TASK DESCRIPTION | Only the pictures are to be left out; set down the rest of the records exactly.

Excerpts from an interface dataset

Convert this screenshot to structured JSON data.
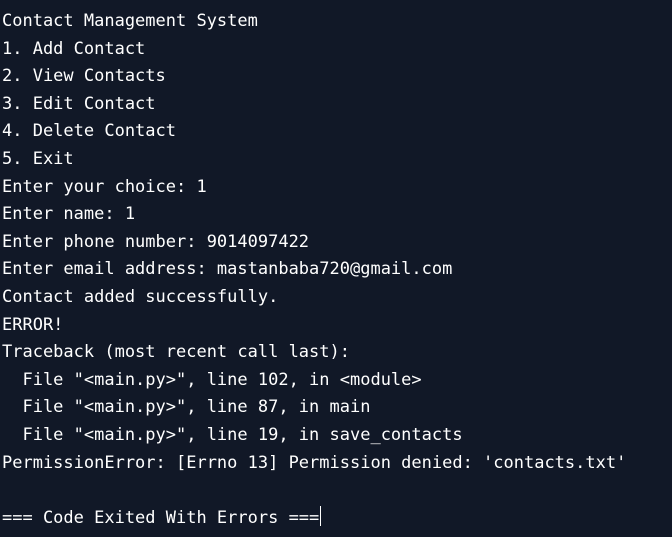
{
  "terminal": {
    "lines": [
      "Contact Management System",
      "1. Add Contact",
      "2. View Contacts",
      "3. Edit Contact",
      "4. Delete Contact",
      "5. Exit",
      "Enter your choice: 1",
      "Enter name: 1",
      "Enter phone number: 9014097422",
      "Enter email address: mastanbaba720@gmail.com",
      "Contact added successfully.",
      "ERROR!",
      "Traceback (most recent call last):",
      "  File \"<main.py>\", line 102, in <module>",
      "  File \"<main.py>\", line 87, in main",
      "  File \"<main.py>\", line 19, in save_contacts",
      "PermissionError: [Errno 13] Permission denied: 'contacts.txt'",
      "",
      "=== Code Exited With Errors ==="
    ]
  }
}
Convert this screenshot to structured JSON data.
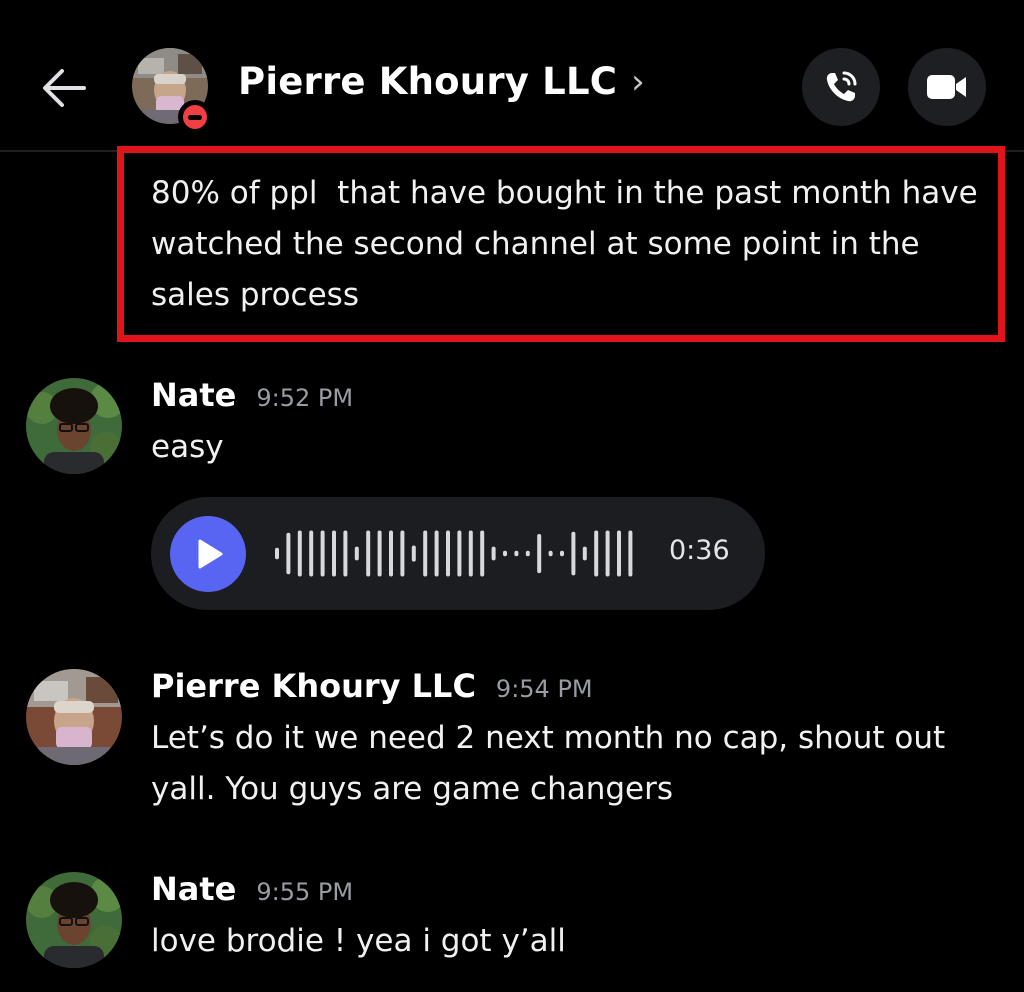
{
  "header": {
    "title": "Pierre Khoury LLC",
    "title_chevron": "›",
    "back_icon": "arrow-left-icon",
    "call_icon": "phone-call-icon",
    "video_icon": "video-camera-icon",
    "status": "do-not-disturb",
    "status_color": "#f23f43"
  },
  "highlight_color": "#e0151b",
  "top_message": {
    "text": "80% of ppl  that have bought in the past month have watched the second channel at some point in the sales process"
  },
  "messages": [
    {
      "author": "Nate",
      "time": "9:52 PM",
      "text": "easy",
      "voice": {
        "duration": "0:36",
        "accent": "#5865f2"
      }
    },
    {
      "author": "Pierre Khoury LLC",
      "time": "9:54 PM",
      "text": "Let’s do it we need 2 next month no cap, shout out yall. You guys are game changers"
    },
    {
      "author": "Nate",
      "time": "9:55 PM",
      "text": "love brodie ! yea i got y’all"
    }
  ]
}
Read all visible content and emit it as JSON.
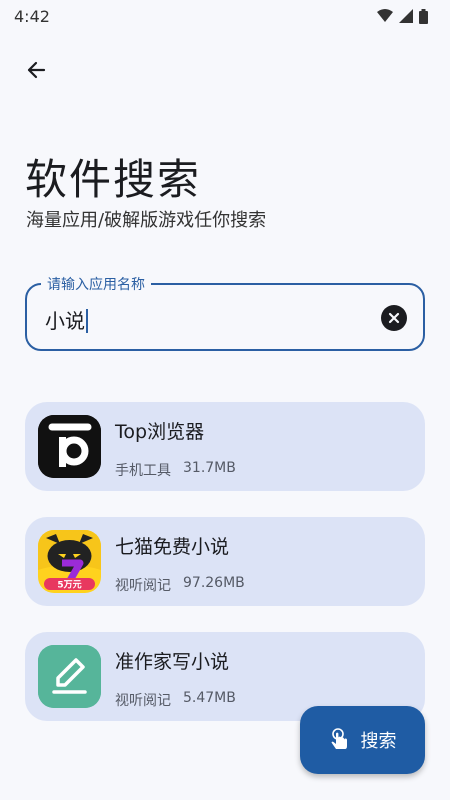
{
  "status": {
    "time": "4:42"
  },
  "header": {
    "title": "软件搜索",
    "subtitle": "海量应用/破解版游戏任你搜索"
  },
  "search": {
    "label": "请输入应用名称",
    "value": "小说"
  },
  "results": [
    {
      "name": "Top浏览器",
      "category": "手机工具",
      "size": "31.7MB",
      "icon": "top-browser-icon"
    },
    {
      "name": "七猫免费小说",
      "category": "视听阅记",
      "size": "97.26MB",
      "icon": "qimao-novel-icon",
      "badge": "5万元"
    },
    {
      "name": "准作家写小说",
      "category": "视听阅记",
      "size": "5.47MB",
      "icon": "pencil-edit-icon"
    }
  ],
  "fab": {
    "label": "搜索",
    "icon": "touch-icon"
  },
  "colors": {
    "accent": "#1f5ca4",
    "card": "#dce3f6",
    "background": "#f7f8fc"
  }
}
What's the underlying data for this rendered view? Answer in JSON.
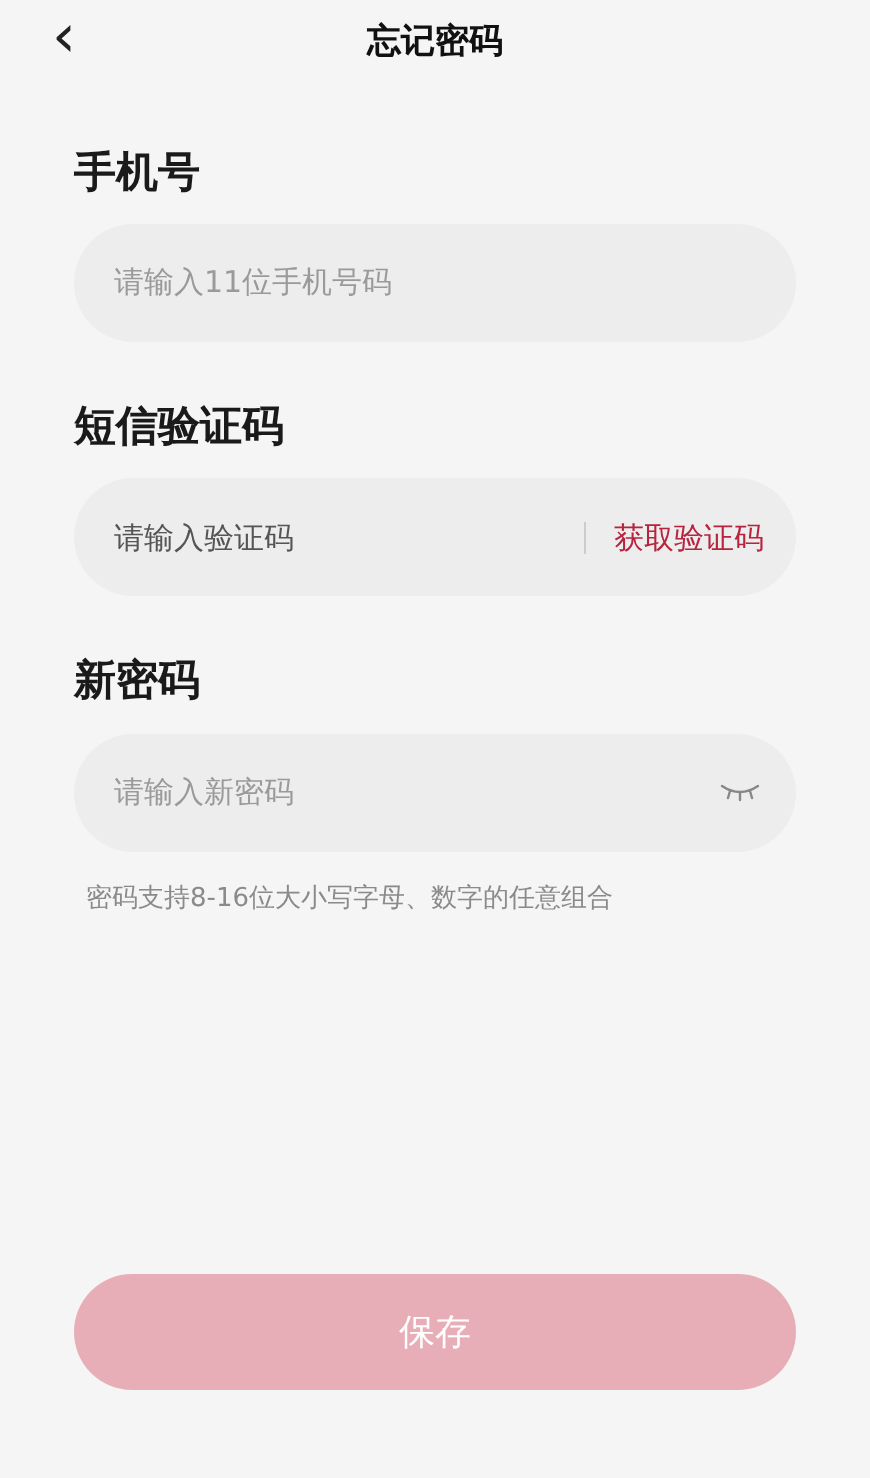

REPLY TO THE TASK |
Convert this screenshot to structured JSON data.
{
  "terminal": {
    "lines": [
      "Contact Management System",
      "1. Add Contact",
      "2. View Contacts",
      "3. Edit Contact",
      "4. Delete Contact",
      "5. Exit",
      "Enter your choice: 1",
      "Enter name: 1",
      "Enter phone number: 9014097422",
      "Enter email address: mastanbaba720@gmail.com",
      "Contact added successfully.",
      "ERROR!",
      "Traceback (most recent call last):",
      "  File \"<main.py>\", line 102, in <module>",
      "  File \"<main.py>\", line 87, in main",
      "  File \"<main.py>\", line 19, in save_contacts",
      "PermissionError: [Errno 13] Permission denied: 'contacts.txt'",
      "",
      "=== Code Exited With Errors ==="
    ]
  }
}
Convert this screenshot to structured JSON data.
{
  "header": {
    "title": "Pierre Khoury LLC",
    "title_chevron": "›",
    "back_icon": "arrow-left-icon",
    "call_icon": "phone-call-icon",
    "video_icon": "video-camera-icon",
    "status": "do-not-disturb",
    "status_color": "#f23f43"
  },
  "highlight_color": "#e0151b",
  "top_message": {
    "text": "80% of ppl  that have bought in the past month have watched the second channel at some point in the sales process"
  },
  "messages": [
    {
      "author": "Nate",
      "time": "9:52 PM",
      "text": "easy",
      "voice": {
        "duration": "0:36",
        "accent": "#5865f2"
      }
    },
    {
      "author": "Pierre Khoury LLC",
      "time": "9:54 PM",
      "text": "Let’s do it we need 2 next month no cap, shout out yall. You guys are game changers"
    },
    {
      "author": "Nate",
      "time": "9:55 PM",
      "text": "love brodie ! yea i got y’all"
    }
  ]
}
Read all visible content and emit it as JSON.
{
  "status": {
    "time": "4:42"
  },
  "header": {
    "title": "软件搜索",
    "subtitle": "海量应用/破解版游戏任你搜索"
  },
  "search": {
    "label": "请输入应用名称",
    "value": "小说"
  },
  "results": [
    {
      "name": "Top浏览器",
      "category": "手机工具",
      "size": "31.7MB",
      "icon": "top-browser-icon"
    },
    {
      "name": "七猫免费小说",
      "category": "视听阅记",
      "size": "97.26MB",
      "icon": "qimao-novel-icon",
      "badge": "5万元"
    },
    {
      "name": "准作家写小说",
      "category": "视听阅记",
      "size": "5.47MB",
      "icon": "pencil-edit-icon"
    }
  ],
  "fab": {
    "label": "搜索",
    "icon": "touch-icon"
  },
  "colors": {
    "accent": "#1f5ca4",
    "card": "#dce3f6",
    "background": "#f7f8fc"
  }
}
What's the underlying data for this rendered view? Answer in JSON.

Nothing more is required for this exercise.